Matt Mattox (7/25/2012 at 2:15 PM)
The real question is why hospitals are waiting so long to offer an app. With millions of dollars in the balance based on patient satisfaction (read: Value-Based Purchasing), a mobile app is a no-brainer. And relative to the cost of most hospital technology, apps are reasonably priced. Here are 5 reasons hospitals should launch an app ASAP: http://goo.gl/n1BR4

Steve Wilkins (7/8/2011 at 5:30 PM)
Hospitals and other providers thinking about investing in the development of smartphone apps should keep the following fact in mind: "only 5 percent (of smartphone apps) are still used one month after downloading." For source citation: www.healthecommunications.wordpress.com Steve Wilkins

Kim Larabee (7/7/2011 at 2:34 PM)

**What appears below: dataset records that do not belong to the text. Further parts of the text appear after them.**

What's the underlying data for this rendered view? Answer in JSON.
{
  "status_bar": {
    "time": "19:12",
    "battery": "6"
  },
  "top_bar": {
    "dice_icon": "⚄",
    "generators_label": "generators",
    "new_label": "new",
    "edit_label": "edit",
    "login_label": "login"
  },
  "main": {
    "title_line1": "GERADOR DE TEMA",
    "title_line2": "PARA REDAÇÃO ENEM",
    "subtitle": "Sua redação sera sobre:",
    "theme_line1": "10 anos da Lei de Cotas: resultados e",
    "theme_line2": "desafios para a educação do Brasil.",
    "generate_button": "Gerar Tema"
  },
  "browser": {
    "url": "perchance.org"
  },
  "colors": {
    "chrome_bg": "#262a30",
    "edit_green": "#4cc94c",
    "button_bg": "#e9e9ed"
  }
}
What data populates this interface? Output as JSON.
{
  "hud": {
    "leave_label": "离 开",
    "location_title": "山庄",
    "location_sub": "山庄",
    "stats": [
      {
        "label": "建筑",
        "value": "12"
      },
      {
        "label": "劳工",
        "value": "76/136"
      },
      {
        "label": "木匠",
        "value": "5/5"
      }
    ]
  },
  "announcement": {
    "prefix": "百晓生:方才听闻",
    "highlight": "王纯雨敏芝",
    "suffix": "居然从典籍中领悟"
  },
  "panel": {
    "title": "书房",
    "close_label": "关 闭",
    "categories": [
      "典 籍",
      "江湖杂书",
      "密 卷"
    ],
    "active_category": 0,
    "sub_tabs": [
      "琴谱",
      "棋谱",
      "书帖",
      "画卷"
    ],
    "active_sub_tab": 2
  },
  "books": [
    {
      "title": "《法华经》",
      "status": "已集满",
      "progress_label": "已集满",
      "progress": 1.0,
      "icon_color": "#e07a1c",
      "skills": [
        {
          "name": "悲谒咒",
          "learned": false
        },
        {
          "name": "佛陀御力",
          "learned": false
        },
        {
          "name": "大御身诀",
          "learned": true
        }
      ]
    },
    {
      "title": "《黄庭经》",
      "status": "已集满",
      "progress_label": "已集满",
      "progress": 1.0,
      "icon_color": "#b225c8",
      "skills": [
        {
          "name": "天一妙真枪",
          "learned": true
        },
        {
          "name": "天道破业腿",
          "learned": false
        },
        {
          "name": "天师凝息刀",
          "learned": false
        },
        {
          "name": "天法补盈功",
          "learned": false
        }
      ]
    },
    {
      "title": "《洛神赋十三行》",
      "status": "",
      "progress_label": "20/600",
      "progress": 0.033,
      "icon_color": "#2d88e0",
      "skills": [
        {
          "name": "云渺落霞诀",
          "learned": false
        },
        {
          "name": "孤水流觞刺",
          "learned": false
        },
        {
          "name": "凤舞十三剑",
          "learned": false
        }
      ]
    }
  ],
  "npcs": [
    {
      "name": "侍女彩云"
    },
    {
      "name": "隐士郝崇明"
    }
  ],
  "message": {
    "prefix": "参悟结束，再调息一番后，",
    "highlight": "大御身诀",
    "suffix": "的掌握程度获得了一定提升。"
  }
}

The MHealth apps developed at Vertiglo keep a few things in mind related to the article above. > The application has to be super functional for young and old > The article mentions the increase in use. It's imperative that security and layers on encryption for the data collected is in place before roll-out > Focusing on the core services can't be overstated. At Vertiglo, we out into place a mechanism to make changes and revisions in realtime. This was evident with the Veterans app we are in beta testing. > The success should be customer centric Great job @Carrie_Vaughan Kim @vertiglo www.vertiglo.com